Nearby Attractions: Bear Creek Lake Park has 15.7 miles of trails. The Mount Carbon Loop is the park’s longest hike at 6.9 miles. Visit the city of Lakewood’s Web site for more information: lakewood.org.
Table of Contents
Table of Contents
Boulder (Including Foothills and Mountains)
Denver (Including Foothills and Mountains)
North of Denver (Including Fort Collins and Rocky Mountain National Park)
South of Denver (Including Colorado Springs)
Appendix A - Outdoors Shops
Appendix B - Online Resources
Appendix C - Hiking Clubs
Most Helpful Customer Reviews
This is a nifty little book if you're from/going to be in the Denver area and are looking for some hikes close to home (within about a 2 hour radius). Each hike is introduced with a short paragraph about the hike's character, along with a sidebar with some "technical" information, including the hike's length, configuration, difficulty, scenery, exposure (sunlight), foot traffic, trail surface, hiking time (assuming 2 mph pace), season, access (including cost), maps, and facilities. The author also notes whether the trail is shared with cyclists and equestrians, which is helpful. There is also a map and an elevation profile given for each hike, so the difficulty is made more clear there. The author gives a more detailed overview of each hike - words of caution along with some interesting historical details and landmarks. Before owning this book, I've done a good handful of the hikes listed and am about to embark on a new one I didn't know about that was included here this weekend. I find the author is accurate in her description of the hikes. The only complaint I have is that I don't quite agree with her difficulty rankings. Perhaps that is because I am a more experienced hiker, but I would say that Mt. Bierstadt and definitely Long's Peak (as well as other 14er's, especially coming across the Sawtooth to summit Mt. Evans) should be classified in a different category above just "difficult", since she seems to list less difficult/less dangerous hikes by comparison within this category. I personally would not attempt Long's Peak and Mr. Evans across the Sawtooth without at least a couple other 14er's under your belt first, as these are both Class 3 difficulty hikes (Bierstadt is a Class 2 and requires less climbing experience and a lower comfort level with the exposure levels on the other two trails). The Sawtooth is probably an "easier" class 3, and the Keyhole route to Long's Peak is a more "serious" Class 3 climb.

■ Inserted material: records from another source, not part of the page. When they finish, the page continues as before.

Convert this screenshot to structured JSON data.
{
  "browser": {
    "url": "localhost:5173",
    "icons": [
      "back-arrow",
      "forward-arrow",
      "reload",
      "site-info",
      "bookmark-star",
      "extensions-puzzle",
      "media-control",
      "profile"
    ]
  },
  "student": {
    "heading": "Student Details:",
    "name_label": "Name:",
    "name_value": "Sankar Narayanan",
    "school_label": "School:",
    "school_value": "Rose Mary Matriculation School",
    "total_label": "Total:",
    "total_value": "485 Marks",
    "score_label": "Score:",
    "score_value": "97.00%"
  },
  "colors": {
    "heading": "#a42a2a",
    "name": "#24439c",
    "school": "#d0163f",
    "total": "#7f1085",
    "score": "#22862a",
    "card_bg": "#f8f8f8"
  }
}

Other than that, I really appreciated the wide range of hikes included here. I bought this book because I wanted a good variety of hikes to take my less experienced family members hiking and it definitely includes many very good "easy" and "moderate" outings that those not comfortable with climbing or long treks would enjoy.